* **WHAT THE TASK ASKS**:
The output must reproduce each line of the data word for word.

* **RECORDS FOR THE TASK**:
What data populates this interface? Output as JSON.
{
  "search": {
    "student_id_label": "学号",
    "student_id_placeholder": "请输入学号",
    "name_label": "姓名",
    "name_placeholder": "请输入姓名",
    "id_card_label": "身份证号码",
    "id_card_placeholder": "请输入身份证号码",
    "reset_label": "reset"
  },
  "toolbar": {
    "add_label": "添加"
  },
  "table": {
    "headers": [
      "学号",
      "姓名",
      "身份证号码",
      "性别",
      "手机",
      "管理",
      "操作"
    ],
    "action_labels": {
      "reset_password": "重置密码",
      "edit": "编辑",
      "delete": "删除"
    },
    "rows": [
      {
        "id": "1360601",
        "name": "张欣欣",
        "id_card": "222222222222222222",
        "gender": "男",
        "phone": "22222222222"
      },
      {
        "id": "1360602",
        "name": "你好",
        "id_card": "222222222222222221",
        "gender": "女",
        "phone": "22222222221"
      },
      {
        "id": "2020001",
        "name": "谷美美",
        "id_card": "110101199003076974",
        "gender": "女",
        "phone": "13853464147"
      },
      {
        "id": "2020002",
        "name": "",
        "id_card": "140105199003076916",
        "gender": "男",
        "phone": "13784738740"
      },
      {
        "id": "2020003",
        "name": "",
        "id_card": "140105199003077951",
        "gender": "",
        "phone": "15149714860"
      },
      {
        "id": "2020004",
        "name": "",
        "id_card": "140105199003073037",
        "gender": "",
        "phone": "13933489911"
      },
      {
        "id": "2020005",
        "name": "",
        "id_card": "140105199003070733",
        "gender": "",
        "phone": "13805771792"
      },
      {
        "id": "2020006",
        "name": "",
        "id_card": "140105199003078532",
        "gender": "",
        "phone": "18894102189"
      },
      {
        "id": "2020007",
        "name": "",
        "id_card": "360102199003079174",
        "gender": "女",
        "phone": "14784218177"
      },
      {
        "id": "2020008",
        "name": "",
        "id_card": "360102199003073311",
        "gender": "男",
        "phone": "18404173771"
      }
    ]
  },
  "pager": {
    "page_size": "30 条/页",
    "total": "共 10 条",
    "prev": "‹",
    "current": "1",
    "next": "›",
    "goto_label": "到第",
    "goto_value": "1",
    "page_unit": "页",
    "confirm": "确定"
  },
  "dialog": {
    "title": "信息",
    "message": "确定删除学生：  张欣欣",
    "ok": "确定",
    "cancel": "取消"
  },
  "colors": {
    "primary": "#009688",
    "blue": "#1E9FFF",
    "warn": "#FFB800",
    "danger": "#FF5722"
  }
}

* **EXERCISE OUTPUT**:
What data populates this interface? Output as JSON.
{
  "search": {
    "student_id_label": "学号",
    "student_id_placeholder": "请输入学号",
    "name_label": "姓名",
    "name_placeholder": "请输入姓名",
    "id_card_label": "身份证号码",
    "id_card_placeholder": "请输入身份证号码",
    "reset_label": "reset"
  },
  "toolbar": {
    "add_label": "添加"
  },
  "table": {
    "headers": [
      "学号",
      "姓名",
      "身份证号码",
      "性别",
      "手机",
      "管理",
      "操作"
    ],
    "action_labels": {
      "reset_password": "重置密码",
      "edit": "编辑",
      "delete": "删除"
    },
    "rows": [
      {
        "id": "1360601",
        "name": "张欣欣",
        "id_card": "222222222222222222",
        "gender": "男",
        "phone": "22222222222"
      },
      {
        "id": "1360602",
        "name": "你好",
        "id_card": "222222222222222221",
        "gender": "女",
        "phone": "22222222221"
      },
      {
        "id": "2020001",
        "name": "谷美美",
        "id_card": "110101199003076974",
        "gender": "女",
        "phone": "13853464147"
      },
      {
        "id": "2020002",
        "name": "",
        "id_card": "140105199003076916",
        "gender": "男",
        "phone": "13784738740"
      },
      {
        "id": "2020003",
        "name": "",
        "id_card": "140105199003077951",
        "gender": "",
        "phone": "15149714860"
      },
      {
        "id": "2020004",
        "name": "",
        "id_card": "140105199003073037",
        "gender": "",
        "phone": "13933489911"
      },
      {
        "id": "2020005",
        "name": "",
        "id_card": "140105199003070733",
        "gender": "",
        "phone": "13805771792"
      },
      {
        "id": "2020006",
        "name": "",
        "id_card": "140105199003078532",
        "gender": "",
        "phone": "18894102189"
      },
      {
        "id": "2020007",
        "name": "",
        "id_card": "360102199003079174",
        "gender": "女",
        "phone": "14784218177"
      },
      {
        "id": "2020008",
        "name": "",
        "id_card": "360102199003073311",
        "gender": "男",
        "phone": "18404173771"
      }
    ]
  },
  "pager": {
    "page_size": "30 条/页",
    "total": "共 10 条",
    "prev": "‹",
    "current": "1",
    "next": "›",
    "goto_label": "到第",
    "goto_value": "1",
    "page_unit": "页",
    "confirm": "确定"
  },
  "dialog": {
    "title": "信息",
    "message": "确定删除学生：  张欣欣",
    "ok": "确定",
    "cancel": "取消"
  },
  "colors": {
    "primary": "#009688",
    "blue": "#1E9FFF",
    "warn": "#FFB800",
    "danger": "#FF5722"
  }
}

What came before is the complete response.